Interface dataset entries

----

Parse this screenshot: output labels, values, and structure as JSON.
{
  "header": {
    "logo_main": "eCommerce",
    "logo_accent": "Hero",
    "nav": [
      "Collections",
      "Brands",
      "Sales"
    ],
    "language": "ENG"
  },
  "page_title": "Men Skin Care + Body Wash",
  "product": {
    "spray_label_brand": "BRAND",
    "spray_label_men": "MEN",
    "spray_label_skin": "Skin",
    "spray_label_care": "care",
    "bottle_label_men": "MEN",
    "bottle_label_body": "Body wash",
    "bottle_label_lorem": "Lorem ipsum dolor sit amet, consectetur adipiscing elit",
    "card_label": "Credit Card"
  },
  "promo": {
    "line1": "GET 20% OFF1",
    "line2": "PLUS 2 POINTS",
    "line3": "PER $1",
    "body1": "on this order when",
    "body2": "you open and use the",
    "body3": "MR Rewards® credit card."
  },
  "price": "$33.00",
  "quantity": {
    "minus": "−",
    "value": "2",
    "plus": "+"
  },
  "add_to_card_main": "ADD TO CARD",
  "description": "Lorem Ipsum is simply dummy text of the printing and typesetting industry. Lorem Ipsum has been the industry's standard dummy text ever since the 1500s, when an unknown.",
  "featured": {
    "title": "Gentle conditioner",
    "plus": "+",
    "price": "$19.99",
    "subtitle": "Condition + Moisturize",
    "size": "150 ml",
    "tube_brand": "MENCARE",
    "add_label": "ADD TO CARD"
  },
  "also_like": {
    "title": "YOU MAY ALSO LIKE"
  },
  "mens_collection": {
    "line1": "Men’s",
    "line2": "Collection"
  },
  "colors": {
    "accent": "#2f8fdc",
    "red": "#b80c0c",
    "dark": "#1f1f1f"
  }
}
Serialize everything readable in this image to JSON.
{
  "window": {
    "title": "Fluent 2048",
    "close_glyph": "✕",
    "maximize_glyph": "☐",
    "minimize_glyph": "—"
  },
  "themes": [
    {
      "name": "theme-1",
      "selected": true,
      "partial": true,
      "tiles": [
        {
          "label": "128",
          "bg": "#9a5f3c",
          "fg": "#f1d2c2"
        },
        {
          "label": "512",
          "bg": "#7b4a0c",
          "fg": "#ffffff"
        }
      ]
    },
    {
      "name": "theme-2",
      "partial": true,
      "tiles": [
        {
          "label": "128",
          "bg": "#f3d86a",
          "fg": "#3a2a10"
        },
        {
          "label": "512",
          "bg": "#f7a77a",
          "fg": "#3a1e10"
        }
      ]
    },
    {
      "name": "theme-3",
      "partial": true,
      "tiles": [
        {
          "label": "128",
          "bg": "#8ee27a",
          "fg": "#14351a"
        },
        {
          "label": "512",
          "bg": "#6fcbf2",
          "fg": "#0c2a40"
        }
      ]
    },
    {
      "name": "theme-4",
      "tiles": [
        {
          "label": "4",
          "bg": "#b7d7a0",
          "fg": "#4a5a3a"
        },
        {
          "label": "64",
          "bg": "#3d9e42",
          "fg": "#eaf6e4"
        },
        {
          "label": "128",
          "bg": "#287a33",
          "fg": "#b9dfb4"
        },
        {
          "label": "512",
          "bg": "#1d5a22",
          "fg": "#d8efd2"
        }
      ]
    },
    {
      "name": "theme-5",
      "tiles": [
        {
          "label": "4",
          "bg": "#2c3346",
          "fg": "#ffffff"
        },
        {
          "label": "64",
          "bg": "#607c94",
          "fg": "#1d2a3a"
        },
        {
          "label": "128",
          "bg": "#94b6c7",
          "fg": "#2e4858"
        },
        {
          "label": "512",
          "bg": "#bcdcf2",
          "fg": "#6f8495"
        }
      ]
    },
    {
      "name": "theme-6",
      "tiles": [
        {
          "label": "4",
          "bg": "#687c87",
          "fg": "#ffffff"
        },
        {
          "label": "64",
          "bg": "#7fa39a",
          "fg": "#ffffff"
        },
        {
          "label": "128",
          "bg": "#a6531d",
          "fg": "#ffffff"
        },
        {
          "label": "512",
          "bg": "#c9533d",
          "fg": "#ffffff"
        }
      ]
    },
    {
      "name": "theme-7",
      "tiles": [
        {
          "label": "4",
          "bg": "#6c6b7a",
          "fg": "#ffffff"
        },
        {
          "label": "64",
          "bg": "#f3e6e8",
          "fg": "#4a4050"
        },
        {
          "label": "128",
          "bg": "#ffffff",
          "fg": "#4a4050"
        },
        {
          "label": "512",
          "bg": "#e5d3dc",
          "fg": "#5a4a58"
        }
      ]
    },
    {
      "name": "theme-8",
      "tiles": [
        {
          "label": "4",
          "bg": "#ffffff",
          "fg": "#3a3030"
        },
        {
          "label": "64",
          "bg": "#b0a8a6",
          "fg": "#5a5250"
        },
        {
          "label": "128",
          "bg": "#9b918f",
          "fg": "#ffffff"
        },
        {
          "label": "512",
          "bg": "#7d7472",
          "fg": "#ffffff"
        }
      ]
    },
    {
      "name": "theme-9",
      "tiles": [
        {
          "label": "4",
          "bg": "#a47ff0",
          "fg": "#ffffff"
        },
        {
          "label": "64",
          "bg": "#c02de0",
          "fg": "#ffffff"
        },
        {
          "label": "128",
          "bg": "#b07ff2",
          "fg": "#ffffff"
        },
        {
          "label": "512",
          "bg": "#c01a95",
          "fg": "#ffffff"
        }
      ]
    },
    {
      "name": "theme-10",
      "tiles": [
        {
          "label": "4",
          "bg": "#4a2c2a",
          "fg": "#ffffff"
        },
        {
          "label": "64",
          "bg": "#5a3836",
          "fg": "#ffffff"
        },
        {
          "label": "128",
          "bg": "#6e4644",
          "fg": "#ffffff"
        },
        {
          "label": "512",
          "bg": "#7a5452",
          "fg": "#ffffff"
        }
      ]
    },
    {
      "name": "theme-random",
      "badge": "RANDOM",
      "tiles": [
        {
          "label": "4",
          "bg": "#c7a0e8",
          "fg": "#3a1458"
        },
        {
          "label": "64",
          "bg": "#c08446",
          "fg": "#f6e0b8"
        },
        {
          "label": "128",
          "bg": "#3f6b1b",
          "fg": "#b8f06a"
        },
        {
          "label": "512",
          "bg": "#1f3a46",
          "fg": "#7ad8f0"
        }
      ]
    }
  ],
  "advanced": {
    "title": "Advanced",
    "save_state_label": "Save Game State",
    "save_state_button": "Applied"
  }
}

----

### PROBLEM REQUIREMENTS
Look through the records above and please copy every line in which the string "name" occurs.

### SOLUTION TO THE PROBLEM
      "name": "theme-1",
      "name": "theme-2",
      "name": "theme-3",
      "name": "theme-4",
      "name": "theme-5",
      "name": "theme-6",
      "name": "theme-7",
      "name": "theme-8",
      "name": "theme-9",
      "name": "theme-10",
      "name": "theme-random",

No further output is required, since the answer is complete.